But much like Jordan did, Clark is taking this increased interest and adding rocket fuel to it.

Every game she plays, home and away, is in front of a sold-out crowd. Tickets for Thursday night's game, when she broke the record a little more than 2 minutes into the first quarter, were the second-highest in history, with courtside seats going for more than $3,100 each. Little boys and girls clamor for her jersey, and fans line up hours before games begin in hopes of putting themselves in position to catch her eye as she enters and exits the court for warmups or, even better, get an autograph.

"It's really humbling," Clark's dad, Brent, said in an interview during Fox's national broadcast of Iowa's game against Nebraska on Sunday. "This is what it should be like for every sports event. Women’s basketball is awesome."

And thanks to his daughter, more people know that.

As Clark got closer and closer to the all-time NCAA women’s scoring record, it wasn’t only women’s basketball fans paying attention. Or people in Iowa. Her games are now shown at sports bars around the country, and it’s both men and women watching or pausing to check out the scores.

NBA stars routinely took to social media to praise her. Even Patrick Mahomes weighed in, calling her "one of the best college basketball players to ever play."

Iowa’s game last Thursday against Penn State drew 612,000 viewers on the Big Ten network, its record for a women’s sporting event. Fox put Iowa's game Sunday against Nebraska on national TV and was rewarded with 1.8 million viewers, a record for that network.

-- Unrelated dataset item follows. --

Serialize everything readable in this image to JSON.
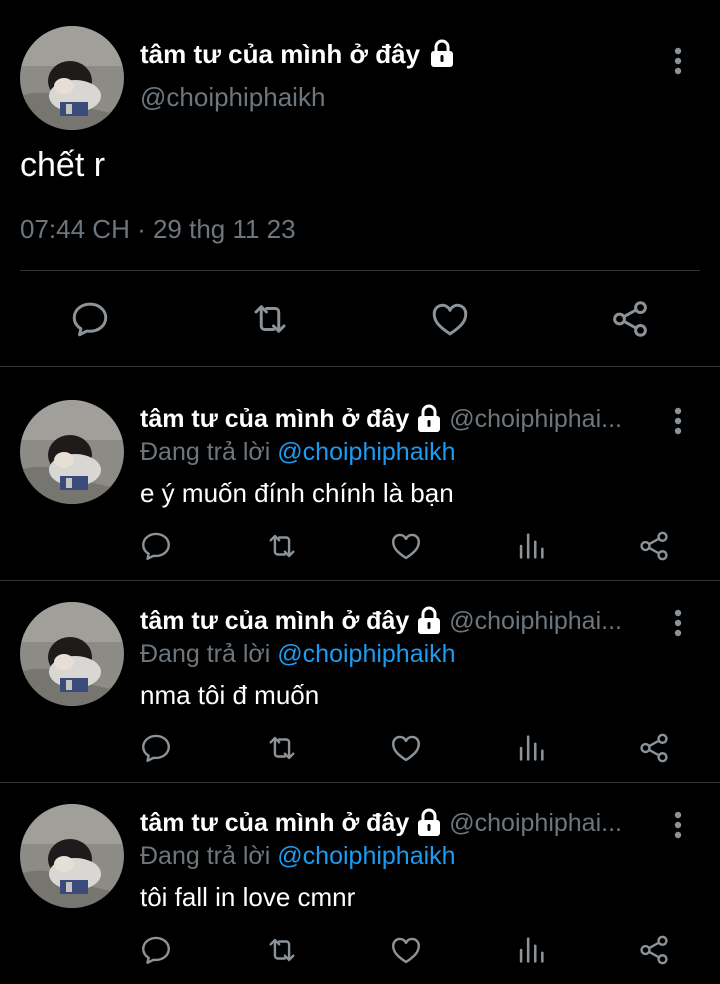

And just as Jordan was once a familiar sight in every American’s living room, it’s becoming impossible to watch any sporting event, heck any show, without seeing Clark in a State Farm commercial. She also has a deal with Nike and, if the manufacturer is smart, it'll give her her own shoe and give it the Jordan treatment.

The interest in Clark isn't likely to tail off now that she’s topped Kelsey Plum. Maravich's all-time scoring record is still out there. So, too, is her professional career, whether that begins in the coming WNBA season or the next.

But the beauty of the spotlight on Clark is, like Jordan's, it shines on others, too. Those who tuned in to Sunday's game against Nebraska expecting to see Clark break the record instead saw a tight, compelling game featuring plenty of athleticism, hustle and, yes, some trash-talking. Casual basketball fans might not have known Jaz Shelley's name before Sunday, but they sure do now.

And on it goes. Like Jordan, Clark will be the gateway to the game for many, but they will soon find their interest growing beyond her. Just as the NBA looked different before Jordan and after, so, too, will women’s sports because of Clark.

Follow USA TODAY Sports columnist Nancy Armour on social media @nrarmour.

This article originally appeared on USA TODAY: Caitlin Clark is transformative, just as Michael Jordan once was